Dataset rows for apps and sites
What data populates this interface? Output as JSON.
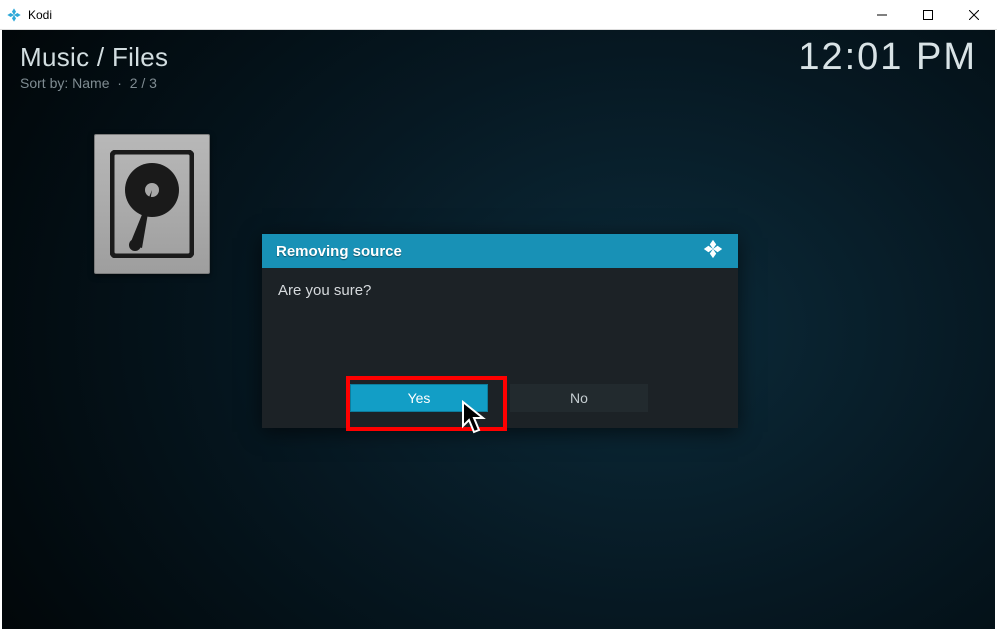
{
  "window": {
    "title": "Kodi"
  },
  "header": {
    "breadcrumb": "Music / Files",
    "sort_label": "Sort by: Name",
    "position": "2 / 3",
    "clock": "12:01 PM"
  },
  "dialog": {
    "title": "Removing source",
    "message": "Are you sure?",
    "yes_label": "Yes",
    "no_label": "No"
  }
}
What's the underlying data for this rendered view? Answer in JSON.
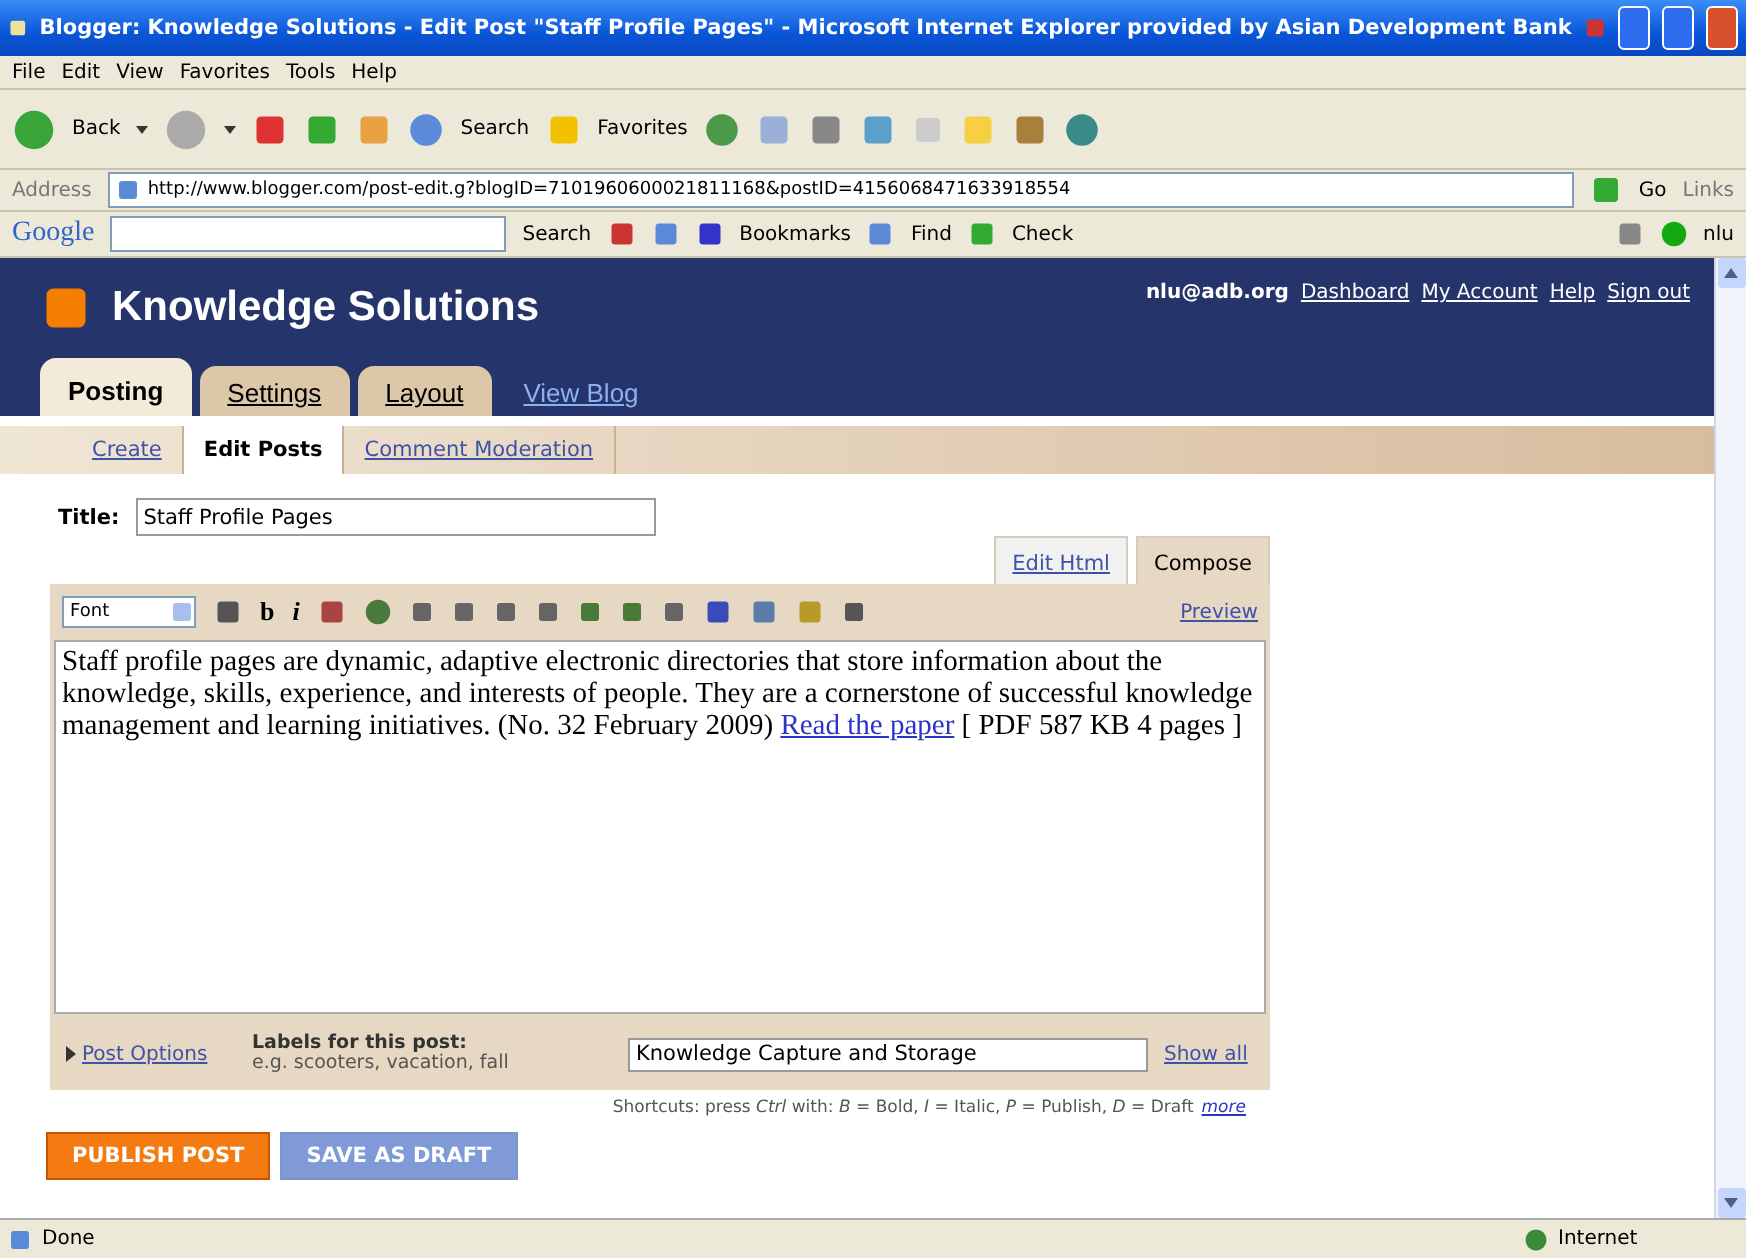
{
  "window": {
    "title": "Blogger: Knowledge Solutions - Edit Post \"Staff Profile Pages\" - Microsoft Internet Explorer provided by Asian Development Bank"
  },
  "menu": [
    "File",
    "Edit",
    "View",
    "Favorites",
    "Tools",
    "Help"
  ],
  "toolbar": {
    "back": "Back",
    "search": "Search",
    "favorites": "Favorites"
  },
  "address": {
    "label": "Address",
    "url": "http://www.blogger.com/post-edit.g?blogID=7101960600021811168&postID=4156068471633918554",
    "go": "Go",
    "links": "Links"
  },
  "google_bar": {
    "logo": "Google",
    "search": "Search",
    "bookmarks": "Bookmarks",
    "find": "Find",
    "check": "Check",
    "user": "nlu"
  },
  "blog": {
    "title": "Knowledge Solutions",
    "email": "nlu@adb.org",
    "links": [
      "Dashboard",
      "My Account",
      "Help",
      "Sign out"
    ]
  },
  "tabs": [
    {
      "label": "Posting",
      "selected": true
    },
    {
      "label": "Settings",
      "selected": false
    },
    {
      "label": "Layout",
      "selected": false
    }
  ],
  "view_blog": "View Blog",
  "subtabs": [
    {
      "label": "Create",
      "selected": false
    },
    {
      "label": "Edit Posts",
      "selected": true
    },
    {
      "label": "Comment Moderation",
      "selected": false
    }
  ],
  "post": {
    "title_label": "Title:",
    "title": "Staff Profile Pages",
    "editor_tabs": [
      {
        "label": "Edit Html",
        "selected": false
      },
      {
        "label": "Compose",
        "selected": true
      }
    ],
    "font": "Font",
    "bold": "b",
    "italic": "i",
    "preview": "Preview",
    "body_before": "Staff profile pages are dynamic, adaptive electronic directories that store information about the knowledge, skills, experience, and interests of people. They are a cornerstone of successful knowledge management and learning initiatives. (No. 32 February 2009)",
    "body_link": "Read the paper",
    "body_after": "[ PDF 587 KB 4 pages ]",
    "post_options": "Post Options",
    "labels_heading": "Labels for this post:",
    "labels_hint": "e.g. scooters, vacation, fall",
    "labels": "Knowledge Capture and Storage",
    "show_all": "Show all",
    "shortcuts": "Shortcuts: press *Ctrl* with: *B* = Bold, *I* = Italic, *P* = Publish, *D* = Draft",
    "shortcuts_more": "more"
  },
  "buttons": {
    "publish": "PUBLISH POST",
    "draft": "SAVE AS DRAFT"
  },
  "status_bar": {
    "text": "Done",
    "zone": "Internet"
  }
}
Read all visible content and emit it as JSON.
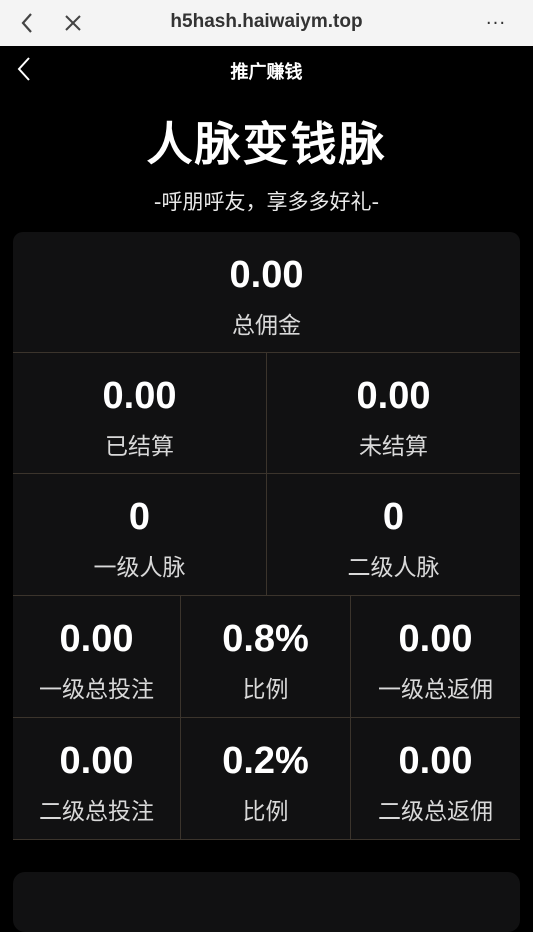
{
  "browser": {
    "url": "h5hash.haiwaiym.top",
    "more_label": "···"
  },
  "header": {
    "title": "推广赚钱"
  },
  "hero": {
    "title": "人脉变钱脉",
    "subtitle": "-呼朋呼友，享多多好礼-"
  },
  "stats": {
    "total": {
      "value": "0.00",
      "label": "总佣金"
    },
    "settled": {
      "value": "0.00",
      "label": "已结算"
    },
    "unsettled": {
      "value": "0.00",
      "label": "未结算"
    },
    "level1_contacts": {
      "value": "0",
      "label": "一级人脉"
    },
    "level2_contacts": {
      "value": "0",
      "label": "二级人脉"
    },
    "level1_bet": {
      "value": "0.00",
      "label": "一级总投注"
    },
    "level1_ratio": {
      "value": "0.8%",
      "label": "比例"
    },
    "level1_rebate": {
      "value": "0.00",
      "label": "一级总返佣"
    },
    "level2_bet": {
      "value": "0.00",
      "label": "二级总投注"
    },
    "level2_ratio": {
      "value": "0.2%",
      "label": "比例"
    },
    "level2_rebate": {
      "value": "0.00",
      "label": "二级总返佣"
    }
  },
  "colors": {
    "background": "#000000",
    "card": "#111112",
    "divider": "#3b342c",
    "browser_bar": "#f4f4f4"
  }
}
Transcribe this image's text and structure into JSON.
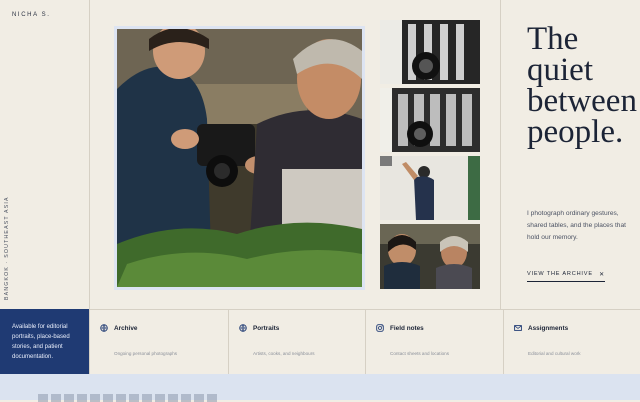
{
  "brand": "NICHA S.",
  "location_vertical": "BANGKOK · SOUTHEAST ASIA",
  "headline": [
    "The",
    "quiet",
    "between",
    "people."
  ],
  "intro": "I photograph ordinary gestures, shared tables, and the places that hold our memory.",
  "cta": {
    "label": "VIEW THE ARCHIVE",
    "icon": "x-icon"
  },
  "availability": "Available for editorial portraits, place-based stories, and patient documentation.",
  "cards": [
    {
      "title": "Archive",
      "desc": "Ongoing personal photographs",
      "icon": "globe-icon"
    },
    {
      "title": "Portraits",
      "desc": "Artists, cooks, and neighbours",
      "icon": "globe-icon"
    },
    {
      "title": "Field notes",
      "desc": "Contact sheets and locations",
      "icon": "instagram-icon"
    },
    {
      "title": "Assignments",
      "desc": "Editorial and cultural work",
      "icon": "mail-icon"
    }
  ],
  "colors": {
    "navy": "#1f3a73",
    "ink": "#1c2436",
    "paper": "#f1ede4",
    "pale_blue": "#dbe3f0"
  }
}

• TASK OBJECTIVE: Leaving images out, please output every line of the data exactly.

• RESPONSE TO THIS EXERCISE:
What data populates this interface? Output as JSON.
{
  "window": {
    "title": "Kodi"
  },
  "header": {
    "breadcrumb": "Music / Files",
    "sort_label": "Sort by: Name",
    "position": "2 / 3",
    "clock": "12:01 PM"
  },
  "dialog": {
    "title": "Removing source",
    "message": "Are you sure?",
    "yes_label": "Yes",
    "no_label": "No"
  }
}
What's the underlying data for this rendered view? Answer in JSON.
{
  "window": {
    "title": "Blogger: Knowledge Solutions - Edit Post \"Staff Profile Pages\" - Microsoft Internet Explorer provided by Asian Development Bank"
  },
  "menu": [
    "File",
    "Edit",
    "View",
    "Favorites",
    "Tools",
    "Help"
  ],
  "toolbar": {
    "back": "Back",
    "search": "Search",
    "favorites": "Favorites"
  },
  "address": {
    "label": "Address",
    "url": "http://www.blogger.com/post-edit.g?blogID=7101960600021811168&postID=4156068471633918554",
    "go": "Go",
    "links": "Links"
  },
  "google_bar": {
    "logo": "Google",
    "search": "Search",
    "bookmarks": "Bookmarks",
    "find": "Find",
    "check": "Check",
    "user": "nlu"
  },
  "blog": {
    "title": "Knowledge Solutions",
    "email": "nlu@adb.org",
    "links": [
      "Dashboard",
      "My Account",
      "Help",
      "Sign out"
    ]
  },
  "tabs": [
    {
      "label": "Posting",
      "selected": true
    },
    {
      "label": "Settings",
      "selected": false
    },
    {
      "label": "Layout",
      "selected": false
    }
  ],
  "view_blog": "View Blog",
  "subtabs": [
    {
      "label": "Create",
      "selected": false
    },
    {
      "label": "Edit Posts",
      "selected": true
    },
    {
      "label": "Comment Moderation",
      "selected": false
    }
  ],
  "post": {
    "title_label": "Title:",
    "title": "Staff Profile Pages",
    "editor_tabs": [
      {
        "label": "Edit Html",
        "selected": false
      },
      {
        "label": "Compose",
        "selected": true
      }
    ],
    "font": "Font",
    "bold": "b",
    "italic": "i",
    "preview": "Preview",
    "body_before": "Staff profile pages are dynamic, adaptive electronic directories that store information about the knowledge, skills, experience, and interests of people. They are a cornerstone of successful knowledge management and learning initiatives. (No. 32 February 2009)",
    "body_link": "Read the paper",
    "body_after": "[ PDF 587 KB 4 pages ]",
    "post_options": "Post Options",
    "labels_heading": "Labels for this post:",
    "labels_hint": "e.g. scooters, vacation, fall",
    "labels": "Knowledge Capture and Storage",
    "show_all": "Show all",
    "shortcuts": "Shortcuts: press *Ctrl* with: *B* = Bold, *I* = Italic, *P* = Publish, *D* = Draft",
    "shortcuts_more": "more"
  },
  "buttons": {
    "publish": "PUBLISH POST",
    "draft": "SAVE AS DRAFT"
  },
  "status_bar": {
    "text": "Done",
    "zone": "Internet"
  }
}
Read all visible content and emit it as JSON.
{
  "browser": {
    "url": "h5hash.haiwaiym.top",
    "more_label": "···"
  },
  "header": {
    "title": "推广赚钱"
  },
  "hero": {
    "title": "人脉变钱脉",
    "subtitle": "-呼朋呼友，享多多好礼-"
  },
  "stats": {
    "total": {
      "value": "0.00",
      "label": "总佣金"
    },
    "settled": {
      "value": "0.00",
      "label": "已结算"
    },
    "unsettled": {
      "value": "0.00",
      "label": "未结算"
    },
    "level1_contacts": {
      "value": "0",
      "label": "一级人脉"
    },
    "level2_contacts": {
      "value": "0",
      "label": "二级人脉"
    },
    "level1_bet": {
      "value": "0.00",
      "label": "一级总投注"
    },
    "level1_ratio": {
      "value": "0.8%",
      "label": "比例"
    },
    "level1_rebate": {
      "value": "0.00",
      "label": "一级总返佣"
    },
    "level2_bet": {
      "value": "0.00",
      "label": "二级总投注"
    },
    "level2_ratio": {
      "value": "0.2%",
      "label": "比例"
    },
    "level2_rebate": {
      "value": "0.00",
      "label": "二级总返佣"
    }
  },
  "colors": {
    "background": "#000000",
    "card": "#111112",
    "divider": "#3b342c",
    "browser_bar": "#f4f4f4"
  }
}
Transcribe this image's text and structure into JSON.
{
  "brand": "NICHA S.",
  "location_vertical": "BANGKOK · SOUTHEAST ASIA",
  "headline": [
    "The",
    "quiet",
    "between",
    "people."
  ],
  "intro": "I photograph ordinary gestures, shared tables, and the places that hold our memory.",
  "cta": {
    "label": "VIEW THE ARCHIVE",
    "icon": "x-icon"
  },
  "availability": "Available for editorial portraits, place-based stories, and patient documentation.",
  "cards": [
    {
      "title": "Archive",
      "desc": "Ongoing personal photographs",
      "icon": "globe-icon"
    },
    {
      "title": "Portraits",
      "desc": "Artists, cooks, and neighbours",
      "icon": "globe-icon"
    },
    {
      "title": "Field notes",
      "desc": "Contact sheets and locations",
      "icon": "instagram-icon"
    },
    {
      "title": "Assignments",
      "desc": "Editorial and cultural work",
      "icon": "mail-icon"
    }
  ],
  "colors": {
    "navy": "#1f3a73",
    "ink": "#1c2436",
    "paper": "#f1ede4",
    "pale_blue": "#dbe3f0"
  }
}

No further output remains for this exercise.